The new chemistry used by the NovaSeq X, which was teased early this year as “Chemistry X,” is now called XLEAP-SBS. XLEAP-SBS is the result of a five-year-old program. Johnson says that while it is still sequencing-by-synthesis (SBS)—the fundamental stepwise chemistry developed by the British company Solexa that Illumina acquired in 2007—it features a new polymerase, blockers, linkers, and dyes.
Starting in 2024, the XLEAP-SBS chemistry will be able to be used on Illumina’s NextSeq 1000/2000 instruments. Why the NextSeq line and not the NovaSeq 6000? “For the new chemistry to work as well as we’d like to, you need some of more of the advanced ultra-high numerical apertures and advanced optics. The NextSeq 1000/2000 has that,” Johnson explains.
Regarding the chemistry, Illumina still leaves much to the imagination. Johnson tells GEN that the company redesigned the blocker to reduce phasing. And it has “redesigned the linker and the dye, which allows it to be brighter and it makes it easier for us to cleave very accurately.”
Illumina says that both the sequencing error rate and the phasing are reduced by about 50%. The new polymerase is three times faster than the current enzyme. And those advances are incorporated with higher powered lasers and staging in the NovaSeq X series.
Johnson says that Illumina tested millions of different iterations while working to optimize the systems that led to XLEAP-SBS. In doing so, they called on the expertise of the team that designed the original Illumina SBS system from Solexa, many of whom are still employees at Illumina.
Illumina made some other announcements at the Forum. As anticipated, their longer read technology, known as Infinity, will be made available in the first quarter of 2023. How long are the long reads? The longest reads that they see are 30 kilobases (kb), but the majority are around 6–7 kb. Infinity can be used on NextSeq, NovaSeq 6000, and NovaSeq X. A targeted version will launch in the second half of 2023.
Illumina also announced the NovaSeq 6000 Dx as the first FDA-registered and CE-marked in vitro diagnostic (IVD) high-throughput sequencer.
Lastly, the company emphasized that the NovaSeq X series has thermostable reagents which can be shipped at room temperature. This eliminates the need for dry ice and reduces waste.

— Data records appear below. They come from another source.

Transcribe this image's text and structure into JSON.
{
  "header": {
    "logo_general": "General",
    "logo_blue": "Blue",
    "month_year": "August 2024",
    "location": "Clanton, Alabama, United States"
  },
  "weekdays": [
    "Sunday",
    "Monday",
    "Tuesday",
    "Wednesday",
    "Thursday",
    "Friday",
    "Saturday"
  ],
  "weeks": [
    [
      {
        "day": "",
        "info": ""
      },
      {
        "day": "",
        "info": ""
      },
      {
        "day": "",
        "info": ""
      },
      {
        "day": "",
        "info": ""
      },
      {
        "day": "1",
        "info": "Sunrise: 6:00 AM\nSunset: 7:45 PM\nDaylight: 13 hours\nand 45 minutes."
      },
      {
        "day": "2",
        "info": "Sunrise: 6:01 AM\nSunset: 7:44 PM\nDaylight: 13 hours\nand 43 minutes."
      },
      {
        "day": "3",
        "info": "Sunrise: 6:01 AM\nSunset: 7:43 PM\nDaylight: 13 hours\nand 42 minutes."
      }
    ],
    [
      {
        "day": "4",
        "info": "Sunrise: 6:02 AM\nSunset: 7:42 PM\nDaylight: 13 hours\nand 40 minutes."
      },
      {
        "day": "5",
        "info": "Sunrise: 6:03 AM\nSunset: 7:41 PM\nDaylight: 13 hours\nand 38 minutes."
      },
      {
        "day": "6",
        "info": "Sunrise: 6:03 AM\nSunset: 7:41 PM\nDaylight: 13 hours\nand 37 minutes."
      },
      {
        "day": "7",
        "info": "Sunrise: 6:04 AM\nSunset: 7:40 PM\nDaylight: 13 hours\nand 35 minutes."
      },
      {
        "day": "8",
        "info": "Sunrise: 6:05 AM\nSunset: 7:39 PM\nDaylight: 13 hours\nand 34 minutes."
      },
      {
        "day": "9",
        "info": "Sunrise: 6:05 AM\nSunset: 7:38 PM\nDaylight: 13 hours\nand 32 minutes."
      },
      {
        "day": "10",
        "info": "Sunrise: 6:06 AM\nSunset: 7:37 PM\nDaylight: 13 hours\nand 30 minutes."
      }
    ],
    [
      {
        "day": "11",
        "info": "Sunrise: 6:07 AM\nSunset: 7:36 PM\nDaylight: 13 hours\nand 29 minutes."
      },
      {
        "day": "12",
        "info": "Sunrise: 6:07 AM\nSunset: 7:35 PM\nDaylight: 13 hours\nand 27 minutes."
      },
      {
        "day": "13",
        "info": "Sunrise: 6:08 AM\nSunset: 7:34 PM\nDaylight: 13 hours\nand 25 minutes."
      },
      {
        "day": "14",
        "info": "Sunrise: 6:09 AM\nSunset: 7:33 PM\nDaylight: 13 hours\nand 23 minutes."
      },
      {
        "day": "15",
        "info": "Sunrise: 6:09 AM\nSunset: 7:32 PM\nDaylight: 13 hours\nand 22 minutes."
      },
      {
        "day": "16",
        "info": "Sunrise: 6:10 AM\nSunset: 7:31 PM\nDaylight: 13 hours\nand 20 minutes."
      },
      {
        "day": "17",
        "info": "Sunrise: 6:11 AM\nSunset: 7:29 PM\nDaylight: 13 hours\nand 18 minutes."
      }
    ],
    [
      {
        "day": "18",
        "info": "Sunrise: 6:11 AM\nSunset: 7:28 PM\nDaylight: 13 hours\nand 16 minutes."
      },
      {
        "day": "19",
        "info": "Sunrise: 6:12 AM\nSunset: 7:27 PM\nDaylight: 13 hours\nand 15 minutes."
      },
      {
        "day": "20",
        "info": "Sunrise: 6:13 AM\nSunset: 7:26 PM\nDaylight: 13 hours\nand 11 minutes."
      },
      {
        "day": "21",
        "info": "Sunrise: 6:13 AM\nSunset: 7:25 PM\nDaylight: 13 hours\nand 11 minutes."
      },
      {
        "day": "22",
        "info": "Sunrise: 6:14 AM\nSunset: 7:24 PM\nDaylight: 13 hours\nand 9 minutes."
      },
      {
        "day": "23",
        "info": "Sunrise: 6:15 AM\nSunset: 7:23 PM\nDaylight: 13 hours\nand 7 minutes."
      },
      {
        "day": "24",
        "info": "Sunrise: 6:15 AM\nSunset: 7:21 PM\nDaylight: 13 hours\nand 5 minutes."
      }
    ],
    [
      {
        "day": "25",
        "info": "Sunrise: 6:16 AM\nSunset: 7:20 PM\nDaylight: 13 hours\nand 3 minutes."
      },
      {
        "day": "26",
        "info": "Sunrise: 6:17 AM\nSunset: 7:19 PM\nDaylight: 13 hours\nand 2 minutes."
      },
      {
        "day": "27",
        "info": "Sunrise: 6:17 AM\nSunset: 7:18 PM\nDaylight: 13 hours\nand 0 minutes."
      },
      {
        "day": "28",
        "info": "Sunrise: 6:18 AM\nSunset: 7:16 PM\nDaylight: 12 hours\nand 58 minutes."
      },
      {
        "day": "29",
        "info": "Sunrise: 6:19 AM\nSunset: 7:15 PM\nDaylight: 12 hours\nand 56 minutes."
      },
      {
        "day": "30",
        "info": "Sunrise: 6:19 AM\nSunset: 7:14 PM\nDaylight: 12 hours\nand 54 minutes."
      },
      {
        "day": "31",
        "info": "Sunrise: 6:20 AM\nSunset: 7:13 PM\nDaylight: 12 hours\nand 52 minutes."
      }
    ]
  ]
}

The company notes a 90% reduction in packaging waste and weight and 50% reduction in plastic usage.
From the Forum stage, Illumina emphasized that customers will like the fact that DRAGEN (Illumina’s tool that allows analysis of sequencing data) is integrated on-board, the overall throughput and economics, and the sustainability elements of the new system.
Current NovaSeq customers may gripe at the lack of backward compatibility of XLEAP-SBS on the NovaSeq 6000. However, if they want to upgrade, Johnson points out that the company has a promotion, depending on the age and different aspects of the trade in, that they will negotiate with individual customers.
Skeptics may point to the absence of any early users. Indeed, the NovaSeq X has yet to be deployed to the field. Once it gets into users’ hands, the NovaSeq X will have to do something Illumina’s previous instruments have not had to worry about as much—it will have to compete.